About 2,000 people were huddled in a basketball gym in the southern town of New Bataan, one of only a few buildings left standing after Typhoon Bopha ravaged the area, which is home to banana and gold mining industries.
With the overpowering stench of rotting corpses from the parking lot outside, farmer's wife Violy Saging, 38, tried to focus on the needs of her surviving children.
"It (the typhoon) snatched our life away. There is nothing left, but we are hoping our relatives or friends will take us in," she told AFP.
The body of her eldest son Rodger, 15, was found wrapped around a coconut tree that he had climbed to flee the flash floods. Her three-year-old son, the youngest of three surviving children, has a high fever.
The concrete floor of the basketball court is streaked with mud. Part of the gym's roof was blown away by the cyclone, exposing the dazed survivors to both intermittent rain and the heat of the tropical sun.
Dry space along the few benches around the court is at a premium, and Saging's family shares a small area with an elderly couple who lost six children.
The Philippines' civil defence office said more than 306,000 people had been left homeless by Bopha, the deadliest natural disaster this year for a country that is also hit regularly with quakes, floods and volcanic eruptions.
The figure had risen by 56,000 from Thursday's total, and Social Welfare Secretary Corazon Soliman said the government had appealed for immediate international aid for food, tents, water-purification systems and medicines.

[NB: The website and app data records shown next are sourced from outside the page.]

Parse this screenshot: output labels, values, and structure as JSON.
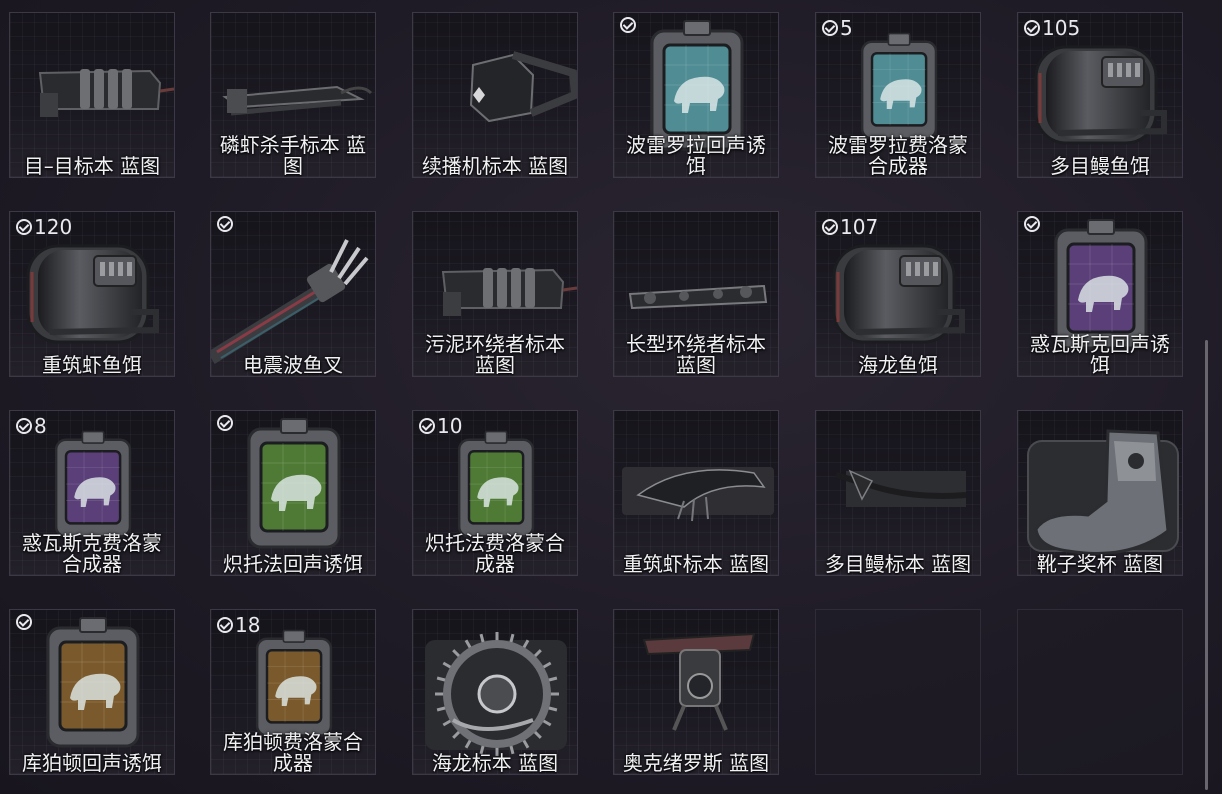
{
  "items": [
    {
      "label": "目–目标本 蓝图",
      "art": "blueprint-gun",
      "owned": false,
      "count": ""
    },
    {
      "label": "磷虾杀手标本 蓝图",
      "art": "blueprint-rail",
      "owned": false,
      "count": ""
    },
    {
      "label": "续播机标本 蓝图",
      "art": "blueprint-cube",
      "owned": false,
      "count": ""
    },
    {
      "label": "波雷罗拉回声诱饵",
      "art": "lure-teal",
      "owned": true,
      "count": ""
    },
    {
      "label": "波雷罗拉费洛蒙合成器",
      "art": "synth-teal",
      "owned": true,
      "count": "5"
    },
    {
      "label": "多目鳗鱼饵",
      "art": "canister",
      "owned": true,
      "count": "105"
    },
    {
      "label": "重筑虾鱼饵",
      "art": "canister",
      "owned": true,
      "count": "120"
    },
    {
      "label": "电震波鱼叉",
      "art": "harpoon",
      "owned": true,
      "count": ""
    },
    {
      "label": "污泥环绕者标本 蓝图",
      "art": "blueprint-gun",
      "owned": false,
      "count": ""
    },
    {
      "label": "长型环绕者标本 蓝图",
      "art": "blueprint-long",
      "owned": false,
      "count": ""
    },
    {
      "label": "海龙鱼饵",
      "art": "canister",
      "owned": true,
      "count": "107"
    },
    {
      "label": "惑瓦斯克回声诱饵",
      "art": "lure-purple",
      "owned": true,
      "count": ""
    },
    {
      "label": "惑瓦斯克费洛蒙合成器",
      "art": "synth-purple",
      "owned": true,
      "count": "8"
    },
    {
      "label": "炽托法回声诱饵",
      "art": "lure-green",
      "owned": true,
      "count": ""
    },
    {
      "label": "炽托法费洛蒙合成器",
      "art": "synth-green",
      "owned": true,
      "count": "10"
    },
    {
      "label": "重筑虾标本 蓝图",
      "art": "blueprint-shrimp",
      "owned": false,
      "count": ""
    },
    {
      "label": "多目鳗标本 蓝图",
      "art": "blueprint-eel",
      "owned": false,
      "count": ""
    },
    {
      "label": "靴子奖杯 蓝图",
      "art": "boot",
      "owned": false,
      "count": ""
    },
    {
      "label": "库狛顿回声诱饵",
      "art": "lure-amber",
      "owned": true,
      "count": ""
    },
    {
      "label": "库狛顿费洛蒙合成器",
      "art": "synth-amber",
      "owned": true,
      "count": "18"
    },
    {
      "label": "海龙标本 蓝图",
      "art": "saw",
      "owned": false,
      "count": ""
    },
    {
      "label": "奥克绪罗斯 蓝图",
      "art": "drone",
      "owned": false,
      "count": ""
    },
    {
      "label": "",
      "art": "",
      "owned": false,
      "count": "",
      "empty": true
    },
    {
      "label": "",
      "art": "",
      "owned": false,
      "count": "",
      "empty": true
    }
  ],
  "colors": {
    "teal": "#4f8c94",
    "purple": "#5a3f78",
    "green": "#4f7a35",
    "amber": "#7a5a2c"
  }
}
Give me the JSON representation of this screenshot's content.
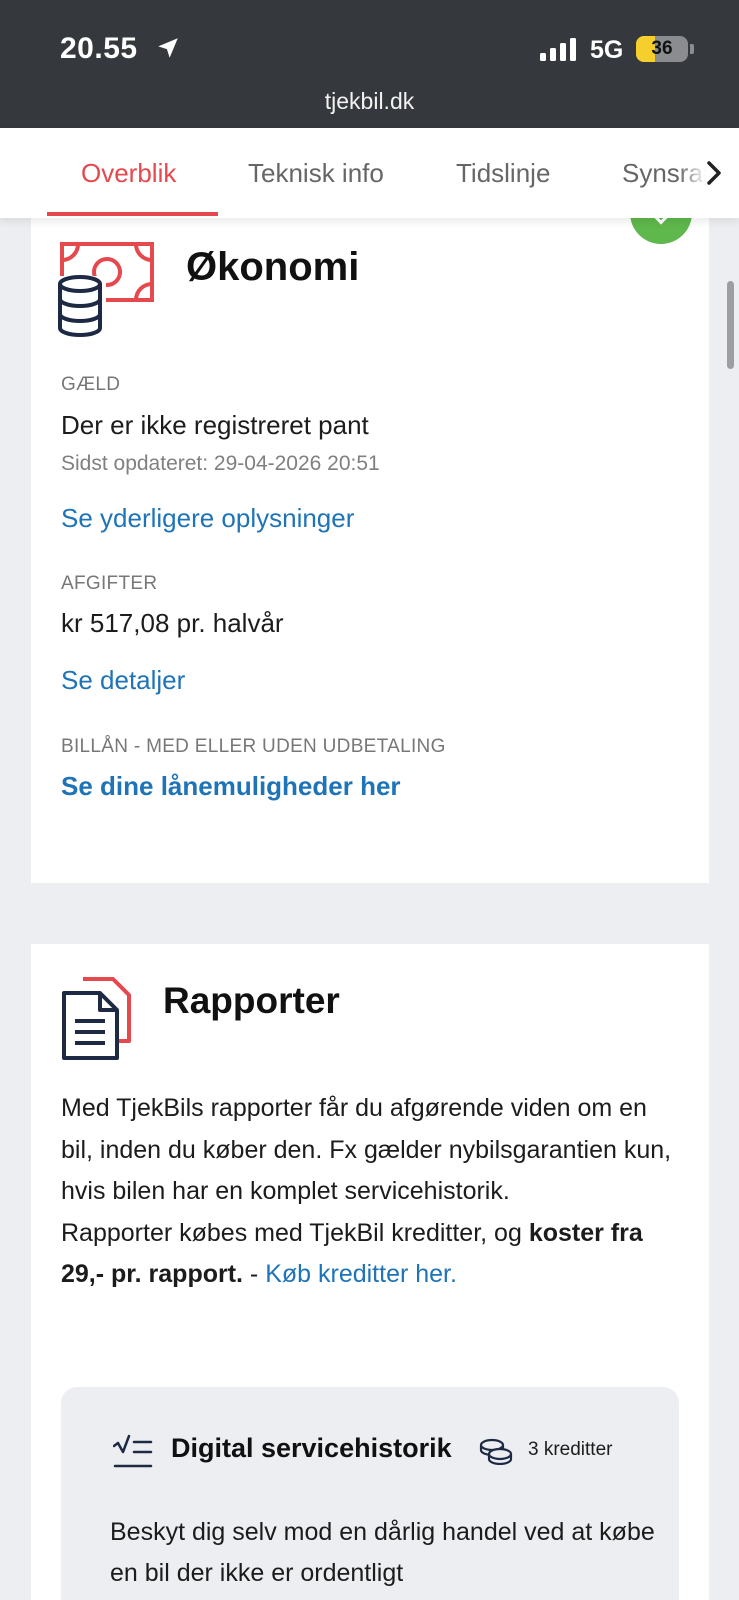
{
  "status_bar": {
    "time": "20.55",
    "network": "5G",
    "battery_level": "36",
    "battery_fraction": 0.36,
    "url": "tjekbil.dk"
  },
  "tabs": [
    {
      "label": "Overblik",
      "active": true
    },
    {
      "label": "Teknisk info",
      "active": false
    },
    {
      "label": "Tidslinje",
      "active": false
    },
    {
      "label": "Synsrapport",
      "active": false
    }
  ],
  "economy": {
    "title": "Økonomi",
    "debt_label": "GÆLD",
    "debt_value": "Der er ikke registreret pant",
    "debt_updated": "Sidst opdateret: 29-04-2026 20:51",
    "debt_link": "Se yderligere oplysninger",
    "fees_label": "AFGIFTER",
    "fees_value": "kr 517,08 pr. halvår",
    "fees_link": "Se detaljer",
    "loan_label": "BILLÅN - MED ELLER UDEN UDBETALING",
    "loan_link": "Se dine lånemuligheder her"
  },
  "reports": {
    "title": "Rapporter",
    "para_1": "Med TjekBils rapporter får du afgørende viden om en bil, inden du køber den. Fx gælder nybilsgarantien kun, hvis bilen har en komplet servicehistorik.",
    "para_2_pre": "Rapporter købes med TjekBil kreditter, og ",
    "para_2_bold": "koster fra 29,- pr. rapport.",
    "para_2_sep": " - ",
    "para_2_link": "Køb kreditter her.",
    "item": {
      "title": "Digital servicehistorik",
      "credits": "3 kreditter",
      "description": "Beskyt dig selv mod en dårlig handel ved at købe en bil der ikke er ordentligt"
    }
  },
  "colors": {
    "accent_red": "#e5484d",
    "link_blue": "#1f73b7",
    "status_bg": "#35383c",
    "success_green": "#5fb84b"
  }
}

"People have no houses to go home to, so they are going to the evacuation centres for shelter and relief goods," Soliman told AFP in Manila as she prepared to fly to the disaster zone with President Benigno Aquino.
Those lucky enough to be inside the New Bataan gym receive rice, instant noodles, and tinned meat.
But Soliman said they faced being stuck there for months as the government finds flood- and landslide-free places to build new shelters.
Outside the gym, Medarda Opiso, 47, joined crowds with handkerchiefs pressed to their noses as they gingerly peeled away death shrouds covering faces and bloated bodies laid out on the pavement.
Soldiers have pulled scores of dead from under the rubble and body bags are running low. But many more are still missing, including Opiso's son's wife and daughter.
"My son is in despair. He is not talking to anyone. I am afraid he will lose it," Opiso said.
The son, farmer Gomer Opiso, had been tending to his crops when the wall of water and debris obliterated nearly the entire town of 48,000 people.
But amid the despair there were also some bitter-sweet reunions.
Lucrecio Panamogan, 74, found his grown children huddled together with their families in a devastated school yard two days after the storm.
"I thought I had lost them," he told AFP, his tears welling up.
"We may no longer have a house, or any possessions, but we still have each other."